Wishing to dispel a myth. My thoughts after many years experience in this field.
|As the golfball scurries and scampers across the mown lawn like surface, known to any who play the game as the "fair way", it's despondent master asks it why it may do this.|
He, himself, told it not to make headway along the grounds of the course, but to soar through the air so as not to be distracted upon it's path towards the destiny he so wishes it to reach.
Of course the ball renders no explanation or apologies for the actions of itself and so his master looks around himself in search of the knowledge he seeks and desperately requires.
Anyone in accompaniment of this avid golfer cry in unison "keep your head down".
It has been this way since anyone began to think about why the "topped" golf shot occurs.
Upon reaching his ball the master, once again, takes a swipe whilst heeding the good advice of his companions. Sorrily, again the ball scurries.
"Keep your head down" he hears again ringing in his despondent ears from all sides of the golfing universe.
Repeating his efforts again and again, the master of his ball, achieves the very same unwanted result . He is now desperate. With sagging shoulders and an aura of despondancy he tries a final time to hit a good shot.
This time clearing his mind of any advice.
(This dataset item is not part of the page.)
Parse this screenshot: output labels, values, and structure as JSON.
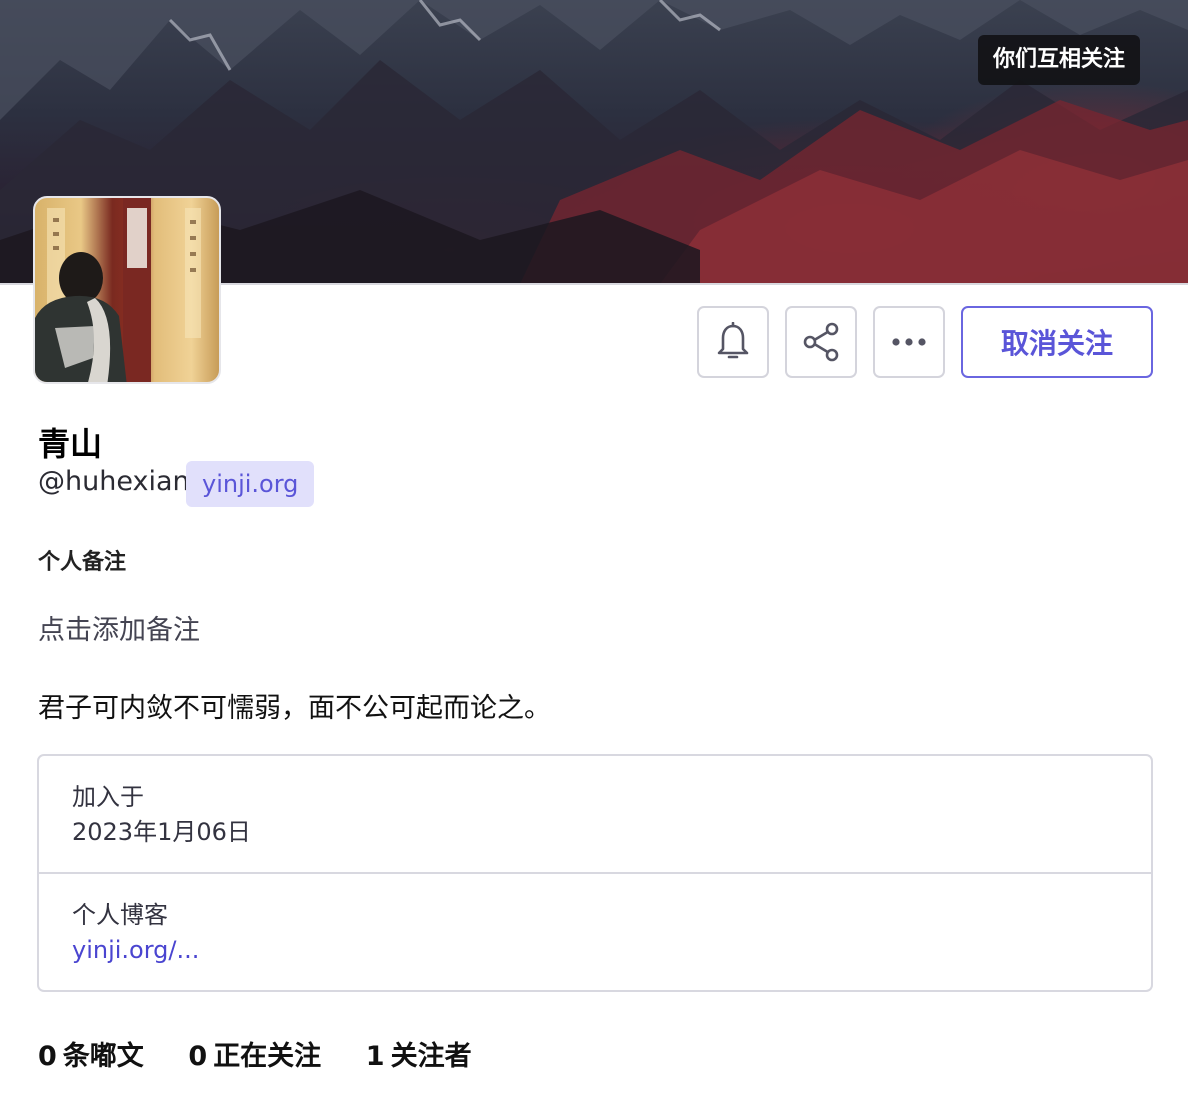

He swings his weaponclub to the rear as always he does and begins his downward blow to the ball he so wishes to fly.
As he enters the hitting zone he purposes to move himself this time otherwise. As he reaches the ball he lifts his, apparently, unruly head just a slight. Low and behold he feels a refreshingly supple movement of his body as it is allowed at last to turn freely forward, once having being blocked completely from his attempts to hold his head down.
Whilst raising himself a slight he also feels that wonderful stretching of his wrists seeking the underside of the ball, replacing such horrible pulling up action of said wrists trying to protect the backmuscles and spine of the, once, abominably static man.
His head raises in a anarchic way, defying all and sundry and their advices. He feels the purity of his hitting motion kicking in and the gorgeous strike of a wonderful shot and in this moment he knew.
That he himself and also his poor scurrying golfball were victims of bad advices, his will to obey them and his head which stayed down.